I had a very political day and a half when I caught in succession Frieda Mock’s “Anita: Speaking Truth to Power,” about Anita Hill; “The World According to Dick Cheney,” directed by R.J. Cutler and Greg Finton; Alex Gibney’s marvelous “We Steal Secrets: The Story of WikiLeaks”; and Richard Rowley’s eye-opening “Dirty Wars,” which follows reporter/whistle-blower Jeremy Scahill’s investigations into covert military operations conducted by the United States in more than 70 countries, including some that are supposed American allies.
Hill, now an author and a professor at Brandeis University, showed up after the screening of “Anita,” which features ample testimony from the 1991 Senate Judiciary hearings in which 14 white men, headed up by then-Sen. Joe Biden, sat in mostly humiliating judgment of her charges of sexual harassment against US Supreme Court nominee Clarence Thomas. “I feel really good,” she beamingly told the packed house. About the issue of sexual harassment that she so much brought to the fore: “We have to commit ourselves to getting it right in the future.” And about that electric blue dress she wore to the hearings? “It became a fashion statement in Ghana.”
Dick Cheney cooperated on his documentary, which is even-handed even if its subject is not. Asked to name his main fault, he ponders for a long moment before coming up blank. Referred to in the film as “the most powerful unpresidential figure this country has ever known,” Cheney is not in the warm-and-fuzzy business. “If you want to be loved,” he says, “be a movie star.”

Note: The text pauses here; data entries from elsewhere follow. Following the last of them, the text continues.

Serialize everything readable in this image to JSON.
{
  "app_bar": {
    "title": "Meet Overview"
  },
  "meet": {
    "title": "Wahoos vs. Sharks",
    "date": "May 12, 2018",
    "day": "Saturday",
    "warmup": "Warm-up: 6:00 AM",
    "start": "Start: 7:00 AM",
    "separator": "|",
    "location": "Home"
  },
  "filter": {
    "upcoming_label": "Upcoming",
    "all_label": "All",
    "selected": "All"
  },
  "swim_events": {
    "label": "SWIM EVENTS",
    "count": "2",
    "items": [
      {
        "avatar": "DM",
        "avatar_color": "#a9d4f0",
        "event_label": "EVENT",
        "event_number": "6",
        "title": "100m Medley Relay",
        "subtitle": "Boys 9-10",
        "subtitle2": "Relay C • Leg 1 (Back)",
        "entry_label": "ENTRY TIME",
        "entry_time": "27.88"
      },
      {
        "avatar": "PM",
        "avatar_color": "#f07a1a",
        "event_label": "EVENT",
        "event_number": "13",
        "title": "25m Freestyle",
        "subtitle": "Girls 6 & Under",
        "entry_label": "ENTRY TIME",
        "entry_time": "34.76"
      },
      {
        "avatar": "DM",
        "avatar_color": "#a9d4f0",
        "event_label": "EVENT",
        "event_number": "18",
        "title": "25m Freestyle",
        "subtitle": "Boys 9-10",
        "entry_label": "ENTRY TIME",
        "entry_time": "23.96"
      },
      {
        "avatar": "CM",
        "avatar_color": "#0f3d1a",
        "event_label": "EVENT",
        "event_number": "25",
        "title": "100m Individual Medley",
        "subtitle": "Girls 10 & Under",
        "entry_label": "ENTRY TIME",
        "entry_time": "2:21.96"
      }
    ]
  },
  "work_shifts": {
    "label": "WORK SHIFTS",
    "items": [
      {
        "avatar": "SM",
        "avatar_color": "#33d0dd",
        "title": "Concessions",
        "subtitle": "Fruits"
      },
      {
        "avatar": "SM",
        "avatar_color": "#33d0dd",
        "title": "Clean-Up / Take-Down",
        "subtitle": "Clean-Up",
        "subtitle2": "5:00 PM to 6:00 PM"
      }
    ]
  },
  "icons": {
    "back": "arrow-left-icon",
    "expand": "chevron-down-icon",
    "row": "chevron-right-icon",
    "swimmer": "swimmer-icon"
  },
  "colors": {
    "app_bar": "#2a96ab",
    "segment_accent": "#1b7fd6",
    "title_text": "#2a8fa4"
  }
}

Over dinner I asked Alex Gibney about Julian Assange’s reaction to his film, which not only expertly delineates the history of WikiLeaks, the website that rocked the world, but also delves deeply into the psychology of its founder. “He’s already denounced it,” Gibney said. “And he hasn’t seen it.” As a consequence of sexual-harassment charges in Sweden, Assange has thus far escaped extradition by receiving asylum in the Ecuadorean Embassy in London. From there he has been furiously tweeting against Gibney and the film.